Thursday, November 13, 2008

An Election the Republicans Needed to Lose.

If ever there was an election that was not worth winning, it was the contest of 2008. While it was hard-fought on both sides, had John McCain won, it might have spelled the end of the Republican Party. As it is, the party is well-situated to come back in 2010 and in 2012, if it learns the lessons of this year.

Read the whole thing.

Sundown for California.

Millions once moved to California for its boundless promise, but time has not been kind to the Golden State.

The Futile Quest for Climate Control.
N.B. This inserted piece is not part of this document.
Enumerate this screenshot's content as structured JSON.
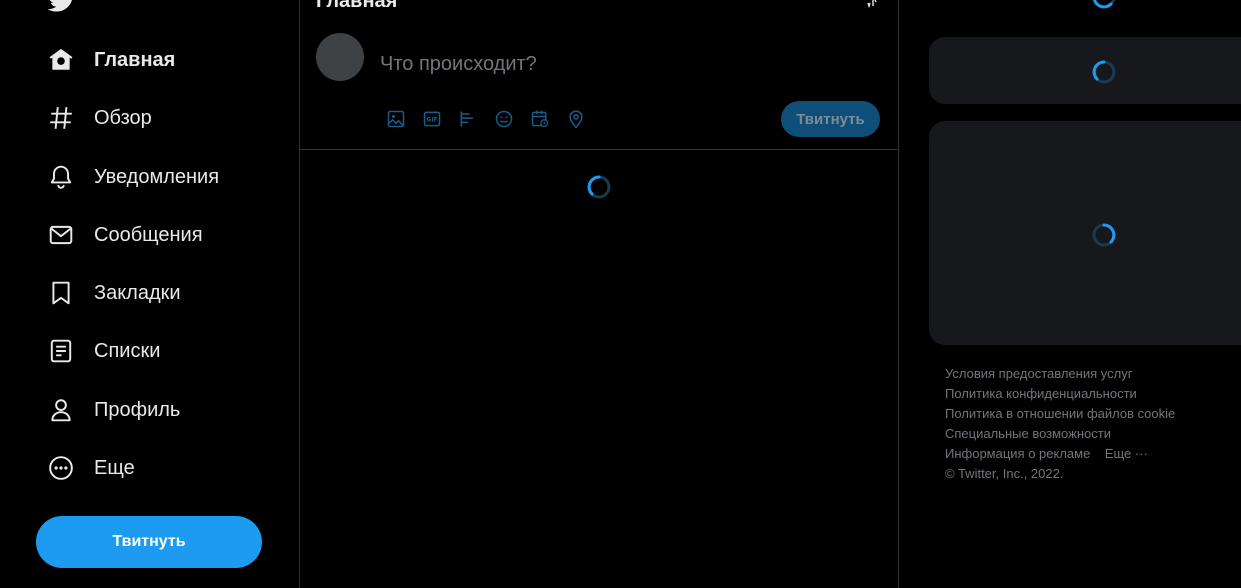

The idea that human beings have changed and are changing the basic climate system of the Earth through their industrial activities and burning of fossil fuels—the essence of the Greens’ theory of global warming—has about as much basis in science as Marxism and Freudianism. Global warming, like Marxism, is a political theory of actions, demanding compliance with its rules.

Marxism, Freudianism, global warming. These are proof—of which history offers so many examples—that people can be suckers on a grand scale. To their fanatical followers they are a substitute for religion. Global warming, in particular, is a creed, a faith, a dogma that has little to do with science. If people are in need of religion, why don’t they just turn to the genuine article?

You Guys Aren't Going To Do To Us What We Did To You, Are Ya?

I've noticed an undercurrent of that attitude on the Left since the election. It's as if they've had a terrible realization: "Oh my God! They're going to do to us what we did to them over the last eight years!"

Indeed, we are.

That huge voter turnout? Didn't happen.

Despite widespread predictions of record turnout in this year’s presidential election, roughly the same portion of eligible voters cast ballots in 2008 as in 2004.

Between 60.7 percent and 61.7 percent of the 208.3 million eligible voters cast ballots this year, compared with 60.6 percent of those eligible in 2004, according to a voting analysis by American University political scientist Curtis Gans, an authority on voter turnout.

He estimated that between 126.5 million and 128.5 million eligible voters cast ballots this year, versus 122.3 million four years ago. Gans said the gross number of ballots cast in 2008 was the highest ever, even though the percentage was not substantially different from 2004, because there were about 6.5 million more people registered to vote this time around.